» TASK TO COMPLETE
All of the data should be restated word for word, with the pictures omitted.

» ENTRIES SUPPLIED
----

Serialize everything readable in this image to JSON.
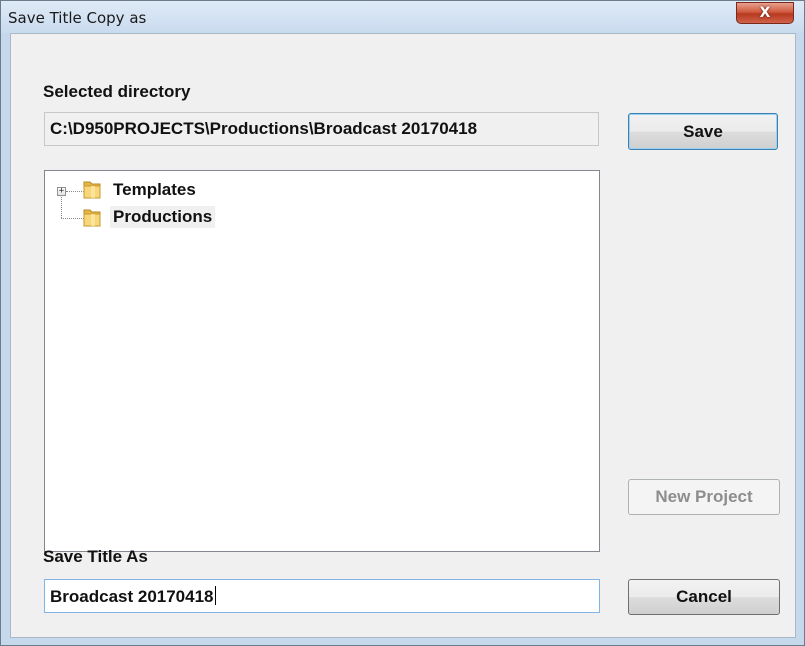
{
  "window": {
    "title": "Save Title Copy as",
    "close_label": "X"
  },
  "directory": {
    "label": "Selected directory",
    "value": "C:\\D950PROJECTS\\Productions\\Broadcast 20170418"
  },
  "tree": {
    "items": [
      {
        "label": "Templates",
        "expandable": true,
        "selected": false,
        "icon": "folder-icon"
      },
      {
        "label": "Productions",
        "expandable": false,
        "selected": true,
        "icon": "folder-icon"
      }
    ],
    "expander_glyph": "+"
  },
  "save_as": {
    "label": "Save Title As",
    "value": "Broadcast 20170418"
  },
  "buttons": {
    "save": "Save",
    "new_project": "New Project",
    "cancel": "Cancel"
  }
}
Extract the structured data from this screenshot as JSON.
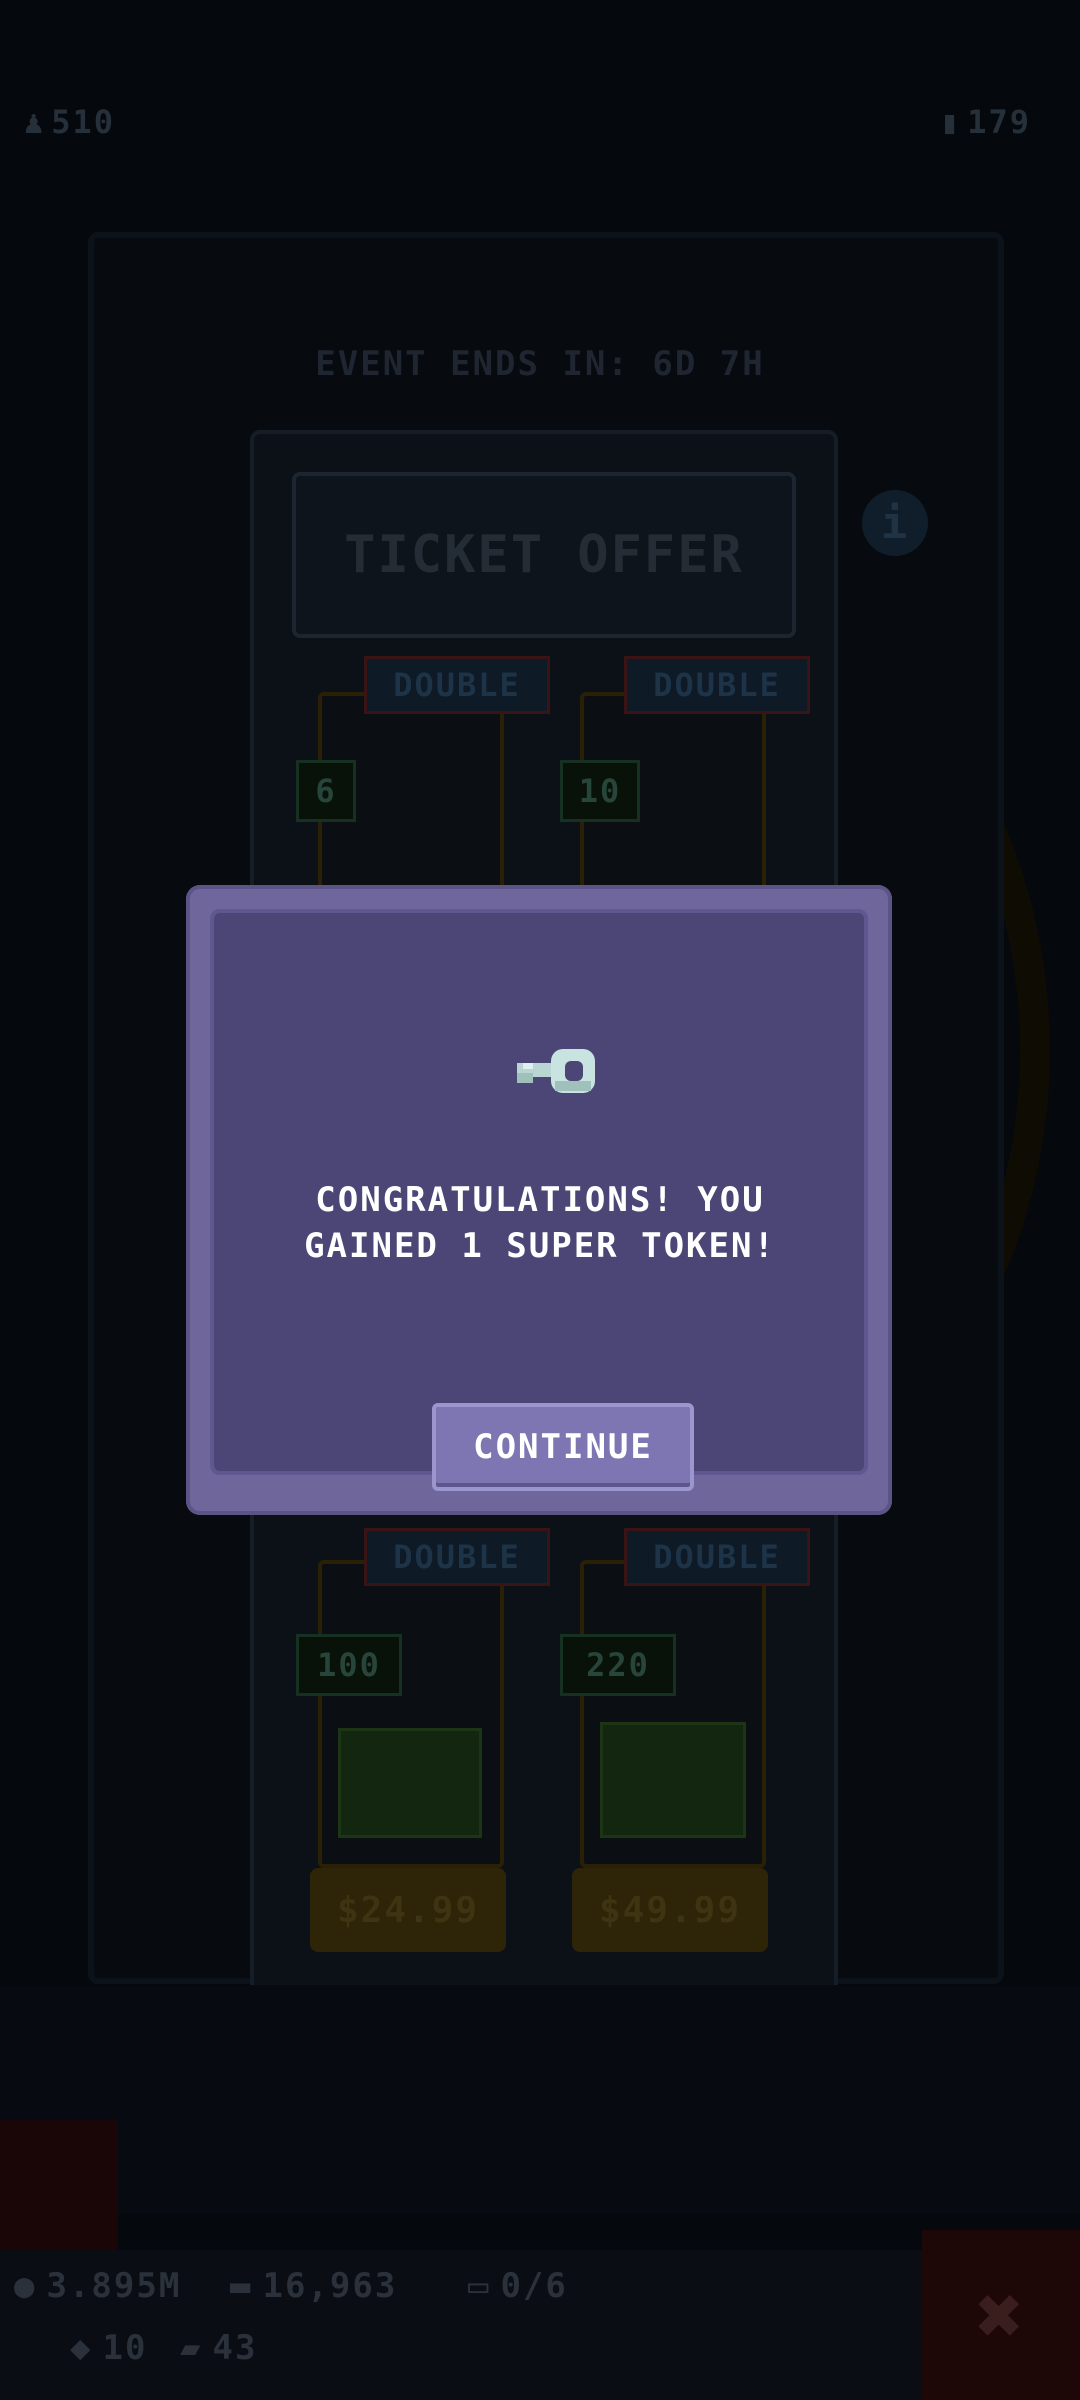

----

» EXERCISE RESPONSE
Serialize everything readable in this image to JSON.
{
  "window": {
    "title": "Save Title Copy as",
    "close_label": "X"
  },
  "directory": {
    "label": "Selected directory",
    "value": "C:\\D950PROJECTS\\Productions\\Broadcast 20170418"
  },
  "tree": {
    "items": [
      {
        "label": "Templates",
        "expandable": true,
        "selected": false,
        "icon": "folder-icon"
      },
      {
        "label": "Productions",
        "expandable": false,
        "selected": true,
        "icon": "folder-icon"
      }
    ],
    "expander_glyph": "+"
  },
  "save_as": {
    "label": "Save Title As",
    "value": "Broadcast 20170418"
  },
  "buttons": {
    "save": "Save",
    "new_project": "New Project",
    "cancel": "Cancel"
  }
}
Extract the structured data from this screenshot as JSON.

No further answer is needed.